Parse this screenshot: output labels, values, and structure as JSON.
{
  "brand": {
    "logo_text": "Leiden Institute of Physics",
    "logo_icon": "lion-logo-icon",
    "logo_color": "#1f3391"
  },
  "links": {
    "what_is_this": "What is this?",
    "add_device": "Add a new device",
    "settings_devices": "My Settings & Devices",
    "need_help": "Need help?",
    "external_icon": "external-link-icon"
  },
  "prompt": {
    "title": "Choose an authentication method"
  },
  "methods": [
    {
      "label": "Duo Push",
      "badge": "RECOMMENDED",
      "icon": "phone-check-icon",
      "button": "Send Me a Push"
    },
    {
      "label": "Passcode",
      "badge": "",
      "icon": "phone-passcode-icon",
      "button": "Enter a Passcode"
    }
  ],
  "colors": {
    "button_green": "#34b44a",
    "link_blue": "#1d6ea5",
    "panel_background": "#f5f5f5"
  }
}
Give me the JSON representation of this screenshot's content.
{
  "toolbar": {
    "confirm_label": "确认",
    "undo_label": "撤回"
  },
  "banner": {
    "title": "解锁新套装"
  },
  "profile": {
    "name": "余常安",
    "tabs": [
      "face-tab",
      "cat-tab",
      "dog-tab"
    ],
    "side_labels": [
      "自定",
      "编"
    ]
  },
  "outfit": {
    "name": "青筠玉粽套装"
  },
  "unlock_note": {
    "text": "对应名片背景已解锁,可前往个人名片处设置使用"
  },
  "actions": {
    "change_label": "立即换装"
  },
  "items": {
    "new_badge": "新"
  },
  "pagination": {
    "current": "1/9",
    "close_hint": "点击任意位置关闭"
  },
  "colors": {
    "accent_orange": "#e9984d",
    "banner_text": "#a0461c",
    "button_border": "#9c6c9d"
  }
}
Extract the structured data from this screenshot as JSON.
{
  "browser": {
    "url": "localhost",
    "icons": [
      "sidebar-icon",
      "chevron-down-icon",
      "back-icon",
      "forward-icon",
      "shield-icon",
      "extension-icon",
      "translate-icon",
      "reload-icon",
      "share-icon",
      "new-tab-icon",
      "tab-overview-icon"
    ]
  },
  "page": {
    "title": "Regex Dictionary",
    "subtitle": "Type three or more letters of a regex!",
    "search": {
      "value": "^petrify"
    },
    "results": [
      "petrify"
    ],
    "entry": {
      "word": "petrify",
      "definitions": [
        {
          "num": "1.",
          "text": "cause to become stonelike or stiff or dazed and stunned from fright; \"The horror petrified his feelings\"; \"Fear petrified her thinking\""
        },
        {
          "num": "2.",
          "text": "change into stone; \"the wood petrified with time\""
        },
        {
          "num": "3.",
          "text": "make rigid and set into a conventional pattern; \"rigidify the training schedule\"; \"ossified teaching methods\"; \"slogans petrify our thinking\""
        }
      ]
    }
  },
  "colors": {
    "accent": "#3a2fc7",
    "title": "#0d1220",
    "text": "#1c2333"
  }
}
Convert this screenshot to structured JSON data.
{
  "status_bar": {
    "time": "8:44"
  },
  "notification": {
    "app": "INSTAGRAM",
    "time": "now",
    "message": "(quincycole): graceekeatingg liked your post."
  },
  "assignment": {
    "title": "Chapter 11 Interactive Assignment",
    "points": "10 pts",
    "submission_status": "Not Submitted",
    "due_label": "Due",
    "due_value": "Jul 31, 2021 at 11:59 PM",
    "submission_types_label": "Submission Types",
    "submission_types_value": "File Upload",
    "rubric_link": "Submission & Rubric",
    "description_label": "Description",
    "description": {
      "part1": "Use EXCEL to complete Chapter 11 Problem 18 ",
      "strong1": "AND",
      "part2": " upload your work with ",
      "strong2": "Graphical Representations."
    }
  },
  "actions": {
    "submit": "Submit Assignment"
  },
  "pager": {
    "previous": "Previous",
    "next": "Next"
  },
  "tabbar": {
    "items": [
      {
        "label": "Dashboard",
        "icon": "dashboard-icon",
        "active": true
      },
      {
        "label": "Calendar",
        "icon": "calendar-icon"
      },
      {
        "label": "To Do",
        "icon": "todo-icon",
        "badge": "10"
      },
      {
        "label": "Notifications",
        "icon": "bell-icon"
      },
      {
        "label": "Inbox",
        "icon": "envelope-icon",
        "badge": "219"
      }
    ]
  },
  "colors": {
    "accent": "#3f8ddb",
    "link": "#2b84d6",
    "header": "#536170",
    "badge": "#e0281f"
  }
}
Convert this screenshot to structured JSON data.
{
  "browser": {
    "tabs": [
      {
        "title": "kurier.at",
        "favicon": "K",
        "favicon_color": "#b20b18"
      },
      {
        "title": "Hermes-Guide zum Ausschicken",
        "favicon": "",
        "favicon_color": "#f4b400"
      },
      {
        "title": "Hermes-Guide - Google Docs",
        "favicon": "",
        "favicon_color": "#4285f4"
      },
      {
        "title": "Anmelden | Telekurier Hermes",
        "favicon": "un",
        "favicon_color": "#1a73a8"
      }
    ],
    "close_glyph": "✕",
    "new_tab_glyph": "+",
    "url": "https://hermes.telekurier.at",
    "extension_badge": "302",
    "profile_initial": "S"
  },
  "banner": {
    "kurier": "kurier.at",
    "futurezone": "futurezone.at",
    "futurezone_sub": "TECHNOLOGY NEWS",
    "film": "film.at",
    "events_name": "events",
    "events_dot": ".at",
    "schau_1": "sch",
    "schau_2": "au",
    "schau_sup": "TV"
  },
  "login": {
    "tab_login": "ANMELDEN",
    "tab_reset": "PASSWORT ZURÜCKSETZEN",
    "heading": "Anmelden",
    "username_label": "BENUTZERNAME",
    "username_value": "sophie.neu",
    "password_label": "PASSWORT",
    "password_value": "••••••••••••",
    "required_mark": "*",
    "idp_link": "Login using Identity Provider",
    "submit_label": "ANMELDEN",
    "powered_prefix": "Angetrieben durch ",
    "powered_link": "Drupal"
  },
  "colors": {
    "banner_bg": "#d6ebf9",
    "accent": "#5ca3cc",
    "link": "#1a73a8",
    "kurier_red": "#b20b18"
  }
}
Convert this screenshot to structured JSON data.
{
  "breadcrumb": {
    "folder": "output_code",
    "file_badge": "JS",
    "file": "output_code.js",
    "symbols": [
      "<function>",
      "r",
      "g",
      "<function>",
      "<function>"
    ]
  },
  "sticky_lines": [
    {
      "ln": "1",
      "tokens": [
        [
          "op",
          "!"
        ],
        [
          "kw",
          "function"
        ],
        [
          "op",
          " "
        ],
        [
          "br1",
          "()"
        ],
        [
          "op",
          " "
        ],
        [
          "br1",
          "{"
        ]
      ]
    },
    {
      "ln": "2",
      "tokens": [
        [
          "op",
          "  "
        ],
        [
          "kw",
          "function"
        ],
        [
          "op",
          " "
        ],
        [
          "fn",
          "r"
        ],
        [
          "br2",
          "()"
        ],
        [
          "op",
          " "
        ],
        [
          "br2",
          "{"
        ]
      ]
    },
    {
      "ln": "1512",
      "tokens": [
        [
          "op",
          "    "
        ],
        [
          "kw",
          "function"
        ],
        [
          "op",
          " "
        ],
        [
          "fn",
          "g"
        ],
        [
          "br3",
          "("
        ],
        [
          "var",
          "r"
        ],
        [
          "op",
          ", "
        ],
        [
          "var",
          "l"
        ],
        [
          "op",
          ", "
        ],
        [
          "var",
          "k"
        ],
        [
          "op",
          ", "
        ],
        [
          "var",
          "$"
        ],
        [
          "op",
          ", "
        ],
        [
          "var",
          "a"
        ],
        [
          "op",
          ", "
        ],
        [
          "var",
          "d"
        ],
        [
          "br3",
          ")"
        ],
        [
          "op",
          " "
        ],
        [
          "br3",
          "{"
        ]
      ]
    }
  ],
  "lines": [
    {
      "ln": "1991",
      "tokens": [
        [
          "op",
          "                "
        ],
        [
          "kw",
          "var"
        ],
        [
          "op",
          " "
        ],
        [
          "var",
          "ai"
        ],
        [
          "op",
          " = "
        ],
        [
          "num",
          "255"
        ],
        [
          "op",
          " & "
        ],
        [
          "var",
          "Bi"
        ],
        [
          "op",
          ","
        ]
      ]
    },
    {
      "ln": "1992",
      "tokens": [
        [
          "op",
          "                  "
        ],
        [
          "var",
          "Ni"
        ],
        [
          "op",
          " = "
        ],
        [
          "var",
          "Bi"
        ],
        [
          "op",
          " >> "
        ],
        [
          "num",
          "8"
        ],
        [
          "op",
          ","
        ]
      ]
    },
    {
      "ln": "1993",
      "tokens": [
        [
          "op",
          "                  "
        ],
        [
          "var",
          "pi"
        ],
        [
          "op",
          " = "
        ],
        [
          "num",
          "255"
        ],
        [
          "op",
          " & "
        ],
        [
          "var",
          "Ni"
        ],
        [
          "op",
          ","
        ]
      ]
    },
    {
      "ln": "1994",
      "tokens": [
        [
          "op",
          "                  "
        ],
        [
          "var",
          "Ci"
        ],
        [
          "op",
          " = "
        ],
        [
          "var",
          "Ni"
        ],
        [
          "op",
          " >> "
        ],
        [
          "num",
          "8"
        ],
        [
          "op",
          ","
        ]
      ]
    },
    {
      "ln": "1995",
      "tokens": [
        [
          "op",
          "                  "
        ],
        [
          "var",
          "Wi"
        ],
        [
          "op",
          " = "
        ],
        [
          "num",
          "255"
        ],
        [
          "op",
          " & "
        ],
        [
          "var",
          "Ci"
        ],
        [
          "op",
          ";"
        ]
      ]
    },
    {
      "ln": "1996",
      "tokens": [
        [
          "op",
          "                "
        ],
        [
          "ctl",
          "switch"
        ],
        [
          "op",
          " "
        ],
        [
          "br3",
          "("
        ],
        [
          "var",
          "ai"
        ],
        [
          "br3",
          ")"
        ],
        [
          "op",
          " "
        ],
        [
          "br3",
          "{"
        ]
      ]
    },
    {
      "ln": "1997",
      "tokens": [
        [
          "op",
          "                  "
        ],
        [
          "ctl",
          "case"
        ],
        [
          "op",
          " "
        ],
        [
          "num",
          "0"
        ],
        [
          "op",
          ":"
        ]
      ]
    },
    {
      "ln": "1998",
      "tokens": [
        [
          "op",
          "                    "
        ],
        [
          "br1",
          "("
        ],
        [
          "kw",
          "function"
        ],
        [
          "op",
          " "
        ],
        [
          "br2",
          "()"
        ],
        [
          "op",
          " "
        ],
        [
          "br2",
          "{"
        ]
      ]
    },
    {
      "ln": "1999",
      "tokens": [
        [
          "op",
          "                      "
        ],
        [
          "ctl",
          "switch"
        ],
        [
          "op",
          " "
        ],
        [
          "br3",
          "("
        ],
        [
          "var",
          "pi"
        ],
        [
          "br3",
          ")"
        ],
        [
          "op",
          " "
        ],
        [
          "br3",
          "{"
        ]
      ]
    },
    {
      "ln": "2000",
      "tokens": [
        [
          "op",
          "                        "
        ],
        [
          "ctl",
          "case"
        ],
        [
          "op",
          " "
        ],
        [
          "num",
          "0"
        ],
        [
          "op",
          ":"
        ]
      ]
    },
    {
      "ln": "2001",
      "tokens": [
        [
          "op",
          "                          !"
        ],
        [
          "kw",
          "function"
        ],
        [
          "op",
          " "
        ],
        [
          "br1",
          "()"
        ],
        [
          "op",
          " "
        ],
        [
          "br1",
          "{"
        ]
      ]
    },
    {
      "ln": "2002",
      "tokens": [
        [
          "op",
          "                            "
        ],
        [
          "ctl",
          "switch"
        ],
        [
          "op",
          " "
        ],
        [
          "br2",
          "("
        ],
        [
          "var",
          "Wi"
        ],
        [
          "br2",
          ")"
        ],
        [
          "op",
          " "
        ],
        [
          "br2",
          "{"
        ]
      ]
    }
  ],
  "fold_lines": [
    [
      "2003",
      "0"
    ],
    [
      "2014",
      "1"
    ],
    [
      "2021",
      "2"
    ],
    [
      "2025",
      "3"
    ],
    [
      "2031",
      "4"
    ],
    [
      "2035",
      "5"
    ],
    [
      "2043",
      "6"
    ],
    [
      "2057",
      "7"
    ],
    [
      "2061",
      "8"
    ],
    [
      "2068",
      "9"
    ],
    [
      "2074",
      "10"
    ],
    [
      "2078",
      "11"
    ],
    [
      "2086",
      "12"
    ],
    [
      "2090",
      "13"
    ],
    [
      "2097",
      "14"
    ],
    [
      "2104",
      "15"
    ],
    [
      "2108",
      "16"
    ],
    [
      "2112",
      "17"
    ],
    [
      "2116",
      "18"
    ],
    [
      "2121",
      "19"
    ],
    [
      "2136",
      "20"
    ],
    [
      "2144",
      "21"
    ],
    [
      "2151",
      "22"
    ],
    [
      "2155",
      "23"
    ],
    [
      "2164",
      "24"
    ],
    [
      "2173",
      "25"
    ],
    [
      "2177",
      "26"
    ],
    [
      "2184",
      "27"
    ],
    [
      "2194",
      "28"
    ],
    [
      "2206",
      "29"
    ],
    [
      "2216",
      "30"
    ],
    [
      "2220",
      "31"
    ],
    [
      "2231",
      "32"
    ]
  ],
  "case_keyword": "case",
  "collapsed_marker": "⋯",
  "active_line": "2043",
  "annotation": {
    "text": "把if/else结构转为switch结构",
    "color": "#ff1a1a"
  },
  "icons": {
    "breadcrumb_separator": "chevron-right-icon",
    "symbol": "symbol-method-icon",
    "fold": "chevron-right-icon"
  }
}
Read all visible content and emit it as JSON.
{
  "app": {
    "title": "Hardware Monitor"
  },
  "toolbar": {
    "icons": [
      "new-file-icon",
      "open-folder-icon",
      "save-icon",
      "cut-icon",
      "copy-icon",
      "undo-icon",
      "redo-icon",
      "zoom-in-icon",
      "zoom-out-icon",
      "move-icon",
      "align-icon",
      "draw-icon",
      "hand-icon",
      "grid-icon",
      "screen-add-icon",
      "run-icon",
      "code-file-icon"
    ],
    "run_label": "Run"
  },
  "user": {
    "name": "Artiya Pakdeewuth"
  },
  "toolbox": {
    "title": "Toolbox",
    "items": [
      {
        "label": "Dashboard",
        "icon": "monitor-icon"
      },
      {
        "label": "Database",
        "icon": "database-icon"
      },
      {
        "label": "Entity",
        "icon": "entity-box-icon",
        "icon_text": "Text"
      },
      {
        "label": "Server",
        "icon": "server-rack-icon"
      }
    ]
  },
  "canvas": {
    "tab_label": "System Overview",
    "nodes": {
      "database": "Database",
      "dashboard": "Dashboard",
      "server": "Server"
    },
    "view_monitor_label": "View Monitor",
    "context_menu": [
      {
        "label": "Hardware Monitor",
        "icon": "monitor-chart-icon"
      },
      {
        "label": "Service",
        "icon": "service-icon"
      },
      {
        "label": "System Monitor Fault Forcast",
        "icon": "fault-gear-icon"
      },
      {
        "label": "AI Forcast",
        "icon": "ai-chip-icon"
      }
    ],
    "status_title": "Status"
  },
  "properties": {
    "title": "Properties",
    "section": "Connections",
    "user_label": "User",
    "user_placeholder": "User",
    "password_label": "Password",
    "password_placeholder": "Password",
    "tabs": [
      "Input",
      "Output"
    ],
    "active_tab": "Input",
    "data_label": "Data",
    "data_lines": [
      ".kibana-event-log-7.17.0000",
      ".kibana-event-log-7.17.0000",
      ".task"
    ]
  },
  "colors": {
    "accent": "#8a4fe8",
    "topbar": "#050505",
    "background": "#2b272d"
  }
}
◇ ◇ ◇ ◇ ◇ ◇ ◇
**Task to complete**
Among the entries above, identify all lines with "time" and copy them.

**Response for this exercise**
          "text": "change into stone; \"the wood petrified with time\""
    "time": "8:44"
    "time": "now",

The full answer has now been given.